Sviggum’s roles ruled a conflict of interest

He must now choose between his grad school fellowship and his regents spot.

Conor Shine
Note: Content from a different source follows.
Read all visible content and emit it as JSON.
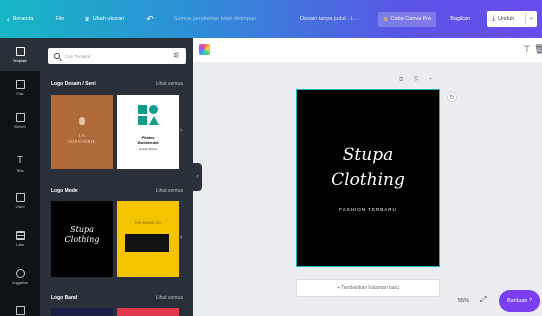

Steve Sviggum has a choice to make.
The newly elected regent can either keep his unpaid spot on the University of MinnesotaâÄôs Board of Regents or continue his $80,000 fellowship with the Humphrey School of Public Affairs, but not both.
The ultimatum was handed down by a committee of three regents who found a conflict of interest stemming from SviggumâÄôs dual roles. Sviggum said he would accept the committeeâÄôs ruling, but that he didnâÄôt agree with it.
âÄúIâÄôm extremely disappointed,âÄù he told the committee. âÄúI think the roles are manageable. I think theyâÄôre exclusive of each other. I think the facts point to that.âÄù
The boardâÄôs code of ethics defines conflicts of interest as any situation in which a financial interest could impair a regentâÄôs judgment or objectivity. It does not expressly prohibit University employees from serving on the board.
Board chairman Clyde Allen was quick to point out that the committee found no wrongdoing on SviggumâÄôs part. But SviggumâÄôs involvement in budget, salary and policy decisions as a regent could impact his role at Humphrey and create numerous potential conflicts, Allen said.
âÄúI think you are eminently qualified,âÄù Allen said. âÄúThe problem is whether the two positions can exist together.âÄù
Normally, regents recuse themselves from decisions that present a conflict, but the on-going nature of SviggumâÄôs role at the University would have made the situation unmanageable, Allen said.
Sviggum said he hasnâÄôt decided which position he will choose and didnâÄôt answer questions after the hearing.
If he resigns as a regent, Gov. Mark Dayton will pick his replacement.
After teaching classes for several years as an adjunct professor, Sviggum was named a legislative fellow in February âÄî a part-time position that came with a pay raise and added responsibilities to fundraise and possibly write a book.
Later that month, Sviggum was also one of three new regents appointed to the board by the Legislature, where he had previously spent nearly 30 years as a representative and later as Speaker of the House.
An investigation was launched into SviggumâÄôs roles March 8 and involved multiple meetings among the committee, Sviggum and the University General Counsel.
University faculty and staff also weighed in on the issue through emails and phone calls.
Vice President for Research Tim Mulcahy wrote in a letter that allowing Sviggum to keep both jobs would undermine the UniversityâÄôs conflict of interest policy in the eyes of faculty and staff.
âÄúShould a dual standard be established for senior leadership âĦ efforts to satisfy our institutional ethical responsibilities will be seriously âÄî perhaps irreparably âÄî damaged,âÄù Mulcahy wrote.
Professor Larry Jacobs, SviggumâÄôs supervisor at Humphrey, wrote in support of Sviggum, citing his âÄúinvaluable contributionsâÄù and encouraged the committee to find a way for him to serve in both roles.